Hauge advised the writer to test a concept on himself personally before committing, by asking three specific questions. He provided five methods for modifying your concept. Nine ways to establish character identification. Four ways to give the character original qualities. The four categories of primary character in movies. The purpose of secondary characters. The difference between theme and message. A 17-point structural checklist of devices that make movie stories work. Basic scene-writing principles. How the script and the title page should look. Four principles for writing action, illustrated by examples. Five scene questions to answer before you write any dialogue. Six weaknesses to ferret out of your writing. Seven ways to make sure each scene fulfills a purpose. (A $75,000-per-minute purpose; it’s important to know this for that reason, if no other. Those development execs who will flash the traffic signals for your career are going to be thinking about your script in a different way than you do.)
All this was followed by action plans for marketing yourself, and advice on what to do as different scenarios develop.

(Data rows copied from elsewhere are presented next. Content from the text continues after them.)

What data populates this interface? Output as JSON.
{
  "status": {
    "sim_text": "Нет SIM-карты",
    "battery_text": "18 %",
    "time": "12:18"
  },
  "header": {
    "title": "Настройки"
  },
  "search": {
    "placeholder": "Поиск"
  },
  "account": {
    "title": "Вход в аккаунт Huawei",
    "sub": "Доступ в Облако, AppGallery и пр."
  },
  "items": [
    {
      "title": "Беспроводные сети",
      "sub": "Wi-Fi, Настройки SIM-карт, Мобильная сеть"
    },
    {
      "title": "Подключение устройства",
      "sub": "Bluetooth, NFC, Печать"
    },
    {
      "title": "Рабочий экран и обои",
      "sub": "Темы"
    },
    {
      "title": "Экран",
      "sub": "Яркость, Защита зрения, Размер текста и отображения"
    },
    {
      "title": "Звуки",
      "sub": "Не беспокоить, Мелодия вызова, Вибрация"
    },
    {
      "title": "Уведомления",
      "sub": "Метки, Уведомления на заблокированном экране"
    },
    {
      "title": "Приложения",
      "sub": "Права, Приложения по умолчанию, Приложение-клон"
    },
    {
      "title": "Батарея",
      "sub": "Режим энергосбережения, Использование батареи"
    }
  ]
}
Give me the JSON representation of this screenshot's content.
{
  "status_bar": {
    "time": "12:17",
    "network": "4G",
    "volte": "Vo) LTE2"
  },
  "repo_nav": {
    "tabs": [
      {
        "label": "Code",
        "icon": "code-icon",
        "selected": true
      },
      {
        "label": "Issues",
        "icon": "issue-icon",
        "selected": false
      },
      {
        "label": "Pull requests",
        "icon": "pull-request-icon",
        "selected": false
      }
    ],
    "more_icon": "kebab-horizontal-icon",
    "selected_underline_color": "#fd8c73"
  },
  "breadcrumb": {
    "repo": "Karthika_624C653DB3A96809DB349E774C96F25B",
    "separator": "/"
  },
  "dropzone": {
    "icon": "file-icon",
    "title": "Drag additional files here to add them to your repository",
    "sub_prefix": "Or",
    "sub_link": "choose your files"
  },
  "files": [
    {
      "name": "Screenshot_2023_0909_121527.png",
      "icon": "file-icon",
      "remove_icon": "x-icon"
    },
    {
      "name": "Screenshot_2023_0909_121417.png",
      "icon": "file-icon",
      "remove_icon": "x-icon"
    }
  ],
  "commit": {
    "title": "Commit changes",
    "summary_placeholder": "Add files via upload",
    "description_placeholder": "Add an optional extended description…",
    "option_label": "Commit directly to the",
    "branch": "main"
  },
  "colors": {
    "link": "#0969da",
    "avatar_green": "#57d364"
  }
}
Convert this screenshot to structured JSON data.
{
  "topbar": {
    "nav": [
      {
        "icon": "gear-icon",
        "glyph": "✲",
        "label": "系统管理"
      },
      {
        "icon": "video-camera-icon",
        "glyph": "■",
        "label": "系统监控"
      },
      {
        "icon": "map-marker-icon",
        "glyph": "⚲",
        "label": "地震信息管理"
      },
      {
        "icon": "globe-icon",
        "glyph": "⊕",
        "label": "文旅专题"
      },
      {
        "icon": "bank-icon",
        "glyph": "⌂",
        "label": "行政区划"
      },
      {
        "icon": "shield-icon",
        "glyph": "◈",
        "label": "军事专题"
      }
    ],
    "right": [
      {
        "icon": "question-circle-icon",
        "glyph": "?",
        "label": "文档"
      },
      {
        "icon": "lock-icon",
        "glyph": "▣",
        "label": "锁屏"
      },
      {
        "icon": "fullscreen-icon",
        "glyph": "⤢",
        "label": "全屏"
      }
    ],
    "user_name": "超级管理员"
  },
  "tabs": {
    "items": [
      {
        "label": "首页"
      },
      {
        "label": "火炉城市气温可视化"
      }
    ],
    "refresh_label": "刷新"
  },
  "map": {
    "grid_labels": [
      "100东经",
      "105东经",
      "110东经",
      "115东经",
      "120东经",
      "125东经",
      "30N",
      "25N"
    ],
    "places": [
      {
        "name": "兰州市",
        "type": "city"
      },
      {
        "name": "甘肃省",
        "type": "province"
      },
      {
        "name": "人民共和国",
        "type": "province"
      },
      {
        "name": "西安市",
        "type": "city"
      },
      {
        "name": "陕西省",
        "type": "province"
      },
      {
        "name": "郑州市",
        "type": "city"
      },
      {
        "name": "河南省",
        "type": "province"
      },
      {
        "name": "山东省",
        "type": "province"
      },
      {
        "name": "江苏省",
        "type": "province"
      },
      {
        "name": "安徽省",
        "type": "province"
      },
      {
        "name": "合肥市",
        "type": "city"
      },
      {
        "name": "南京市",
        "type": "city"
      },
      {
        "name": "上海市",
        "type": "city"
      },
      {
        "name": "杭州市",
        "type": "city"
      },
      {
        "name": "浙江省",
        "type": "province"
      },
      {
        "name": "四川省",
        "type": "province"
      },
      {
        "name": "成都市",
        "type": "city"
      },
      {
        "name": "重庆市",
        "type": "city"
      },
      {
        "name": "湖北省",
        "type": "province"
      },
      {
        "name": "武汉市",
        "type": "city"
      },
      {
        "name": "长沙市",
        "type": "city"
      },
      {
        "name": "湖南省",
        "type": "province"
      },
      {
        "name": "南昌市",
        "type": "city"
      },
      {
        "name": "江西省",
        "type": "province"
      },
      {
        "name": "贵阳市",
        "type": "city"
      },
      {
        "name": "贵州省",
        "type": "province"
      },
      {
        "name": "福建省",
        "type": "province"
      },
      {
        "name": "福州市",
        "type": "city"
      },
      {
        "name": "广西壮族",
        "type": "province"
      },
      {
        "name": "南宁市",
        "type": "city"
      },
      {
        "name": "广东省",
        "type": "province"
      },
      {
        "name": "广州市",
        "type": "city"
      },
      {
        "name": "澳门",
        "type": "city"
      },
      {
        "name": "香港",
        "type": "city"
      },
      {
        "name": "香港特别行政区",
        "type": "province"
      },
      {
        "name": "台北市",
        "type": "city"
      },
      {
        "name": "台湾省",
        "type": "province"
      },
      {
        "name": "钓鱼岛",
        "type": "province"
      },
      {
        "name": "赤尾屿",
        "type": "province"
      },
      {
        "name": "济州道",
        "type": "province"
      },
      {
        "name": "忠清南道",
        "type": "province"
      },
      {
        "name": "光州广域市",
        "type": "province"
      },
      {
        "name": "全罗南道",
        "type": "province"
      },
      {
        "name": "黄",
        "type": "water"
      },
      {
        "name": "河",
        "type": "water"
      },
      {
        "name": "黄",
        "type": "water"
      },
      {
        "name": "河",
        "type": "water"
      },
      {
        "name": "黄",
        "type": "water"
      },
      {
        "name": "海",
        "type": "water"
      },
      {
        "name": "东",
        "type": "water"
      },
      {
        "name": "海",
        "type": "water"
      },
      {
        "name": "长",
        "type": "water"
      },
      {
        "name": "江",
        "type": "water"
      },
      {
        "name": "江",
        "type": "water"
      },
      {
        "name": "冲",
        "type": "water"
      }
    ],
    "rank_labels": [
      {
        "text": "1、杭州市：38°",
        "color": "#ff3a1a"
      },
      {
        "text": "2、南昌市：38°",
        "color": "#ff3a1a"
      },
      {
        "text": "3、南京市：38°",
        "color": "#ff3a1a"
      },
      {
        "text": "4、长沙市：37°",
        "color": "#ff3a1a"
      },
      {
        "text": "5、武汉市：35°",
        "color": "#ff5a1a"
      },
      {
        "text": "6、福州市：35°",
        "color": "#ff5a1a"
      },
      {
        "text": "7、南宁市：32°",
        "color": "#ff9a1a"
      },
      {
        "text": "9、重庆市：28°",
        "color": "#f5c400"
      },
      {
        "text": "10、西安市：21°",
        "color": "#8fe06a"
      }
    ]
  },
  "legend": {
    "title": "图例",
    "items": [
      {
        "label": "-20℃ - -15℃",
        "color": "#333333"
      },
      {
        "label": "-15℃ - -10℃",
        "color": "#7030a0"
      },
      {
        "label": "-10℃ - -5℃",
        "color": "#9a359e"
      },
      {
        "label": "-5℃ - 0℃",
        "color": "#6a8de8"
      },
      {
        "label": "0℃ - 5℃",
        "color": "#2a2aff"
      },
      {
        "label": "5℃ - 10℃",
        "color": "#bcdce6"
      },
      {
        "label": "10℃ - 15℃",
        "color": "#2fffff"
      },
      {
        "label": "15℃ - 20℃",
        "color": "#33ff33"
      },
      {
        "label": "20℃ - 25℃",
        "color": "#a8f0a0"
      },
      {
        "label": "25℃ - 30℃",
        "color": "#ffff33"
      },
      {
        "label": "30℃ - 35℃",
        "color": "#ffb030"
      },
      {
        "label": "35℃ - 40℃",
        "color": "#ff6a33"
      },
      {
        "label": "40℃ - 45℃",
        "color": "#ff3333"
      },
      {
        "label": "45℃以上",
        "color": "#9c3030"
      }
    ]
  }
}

The current version of this book will probably still not be as in-depth on every subject as some other books which are more specialized. But it was a great introductory book which has undoubtedly been developed and improved. After all, Hollywood is nothing if not a recycling machine for the classics, and I’m sure Michael Hauge is no exception to that rule. Properly applied, the advice in Writing Screenplays that Sell will help a wide-eyed wannabe get some solid scripts under his belt and prepare to develop from a solid foundation. If you’re starting out, I’d say this book remains a good buy, and probably an even better one now than it was in its original version; take it and use it in that spirit.